__What to do__.
Going line by line through the entries below, note each one with "database", then report how many there are and nothing else.

(Supplied material begins)

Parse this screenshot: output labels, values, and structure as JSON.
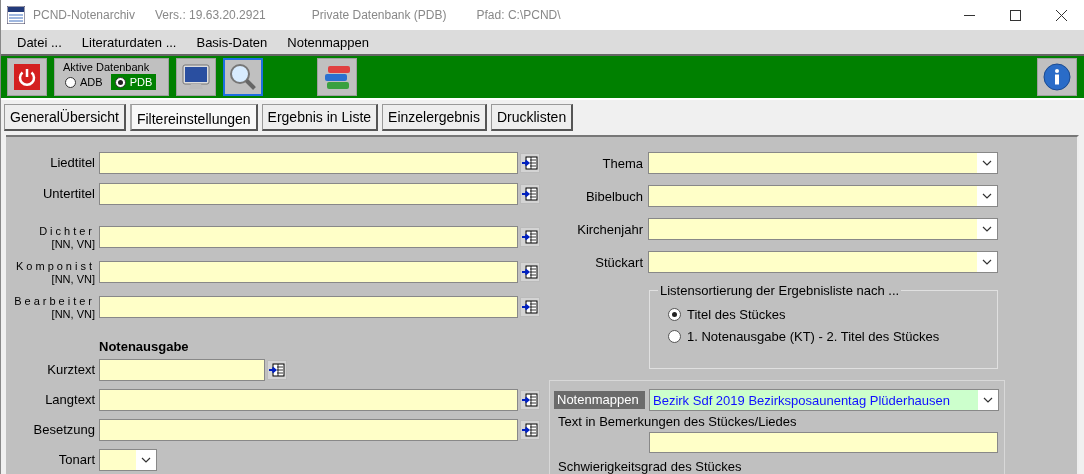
{
  "window": {
    "title": "PCND-Notenarchiv",
    "version": "Vers.: 19.63.20.2921",
    "database": "Private Datenbank (PDB)",
    "path": "Pfad: C:\\PCND\\"
  },
  "menu": [
    "Datei ...",
    "Literaturdaten ...",
    "Basis-Daten",
    "Notenmappen"
  ],
  "toolbar": {
    "buttons": [
      {
        "kind": "power",
        "selected": false
      },
      {
        "kind": "database"
      },
      {
        "kind": "monitor",
        "selected": false
      },
      {
        "kind": "search",
        "selected": true
      },
      {
        "kind": "books",
        "selected": false
      },
      {
        "kind": "info",
        "selected": false
      }
    ],
    "active_db": {
      "label": "Aktive Datenbank",
      "options": [
        {
          "label": "ADB",
          "selected": false
        },
        {
          "label": "PDB",
          "selected": true
        }
      ]
    }
  },
  "tabs": [
    {
      "label": "GeneralÜbersicht",
      "selected": false
    },
    {
      "label": "Filtereinstellungen",
      "selected": true
    },
    {
      "label": "Ergebnis in Liste",
      "selected": false
    },
    {
      "label": "Einzelergebnis",
      "selected": false
    },
    {
      "label": "Drucklisten",
      "selected": false
    }
  ],
  "filter": {
    "titles": [
      {
        "label": "Liedtitel",
        "kind": "text"
      },
      {
        "label": "Untertitel",
        "kind": "text"
      }
    ],
    "persons": [
      {
        "label": "Dichter",
        "sublabel": "[NN, VN]",
        "kind": "text"
      },
      {
        "label": "Komponist",
        "sublabel": "[NN, VN]",
        "kind": "text"
      },
      {
        "label": "Bearbeiter",
        "sublabel": "[NN, VN]",
        "kind": "text"
      }
    ],
    "edition": {
      "heading": "Notenausgabe",
      "fields": [
        {
          "label": "Kurztext",
          "kind": "short"
        },
        {
          "label": "Langtext",
          "kind": "text"
        },
        {
          "label": "Besetzung",
          "kind": "text"
        },
        {
          "label": "Tonart",
          "kind": "combo"
        }
      ]
    },
    "combos": [
      {
        "label": "Thema"
      },
      {
        "label": "Bibelbuch"
      },
      {
        "label": "Kirchenjahr"
      },
      {
        "label": "Stückart"
      }
    ],
    "sort": {
      "title": "Listensortierung der Ergebnisliste  nach ...",
      "options": [
        {
          "label": "Titel des Stückes",
          "selected": true
        },
        {
          "label": "1. Notenausgabe (KT) - 2. Titel des Stückes",
          "selected": false
        }
      ]
    },
    "folders": {
      "label": "Notenmappen",
      "value": "Bezirk Sdf 2019 Bezirksposaunentag Plüderhausen",
      "remarks_label": "Text in Bemerkungen des Stückes/Liedes",
      "difficulty_label": "Schwierigkeitsgrad des Stückes"
    }
  }
}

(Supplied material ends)

__Solution for this problem__.
2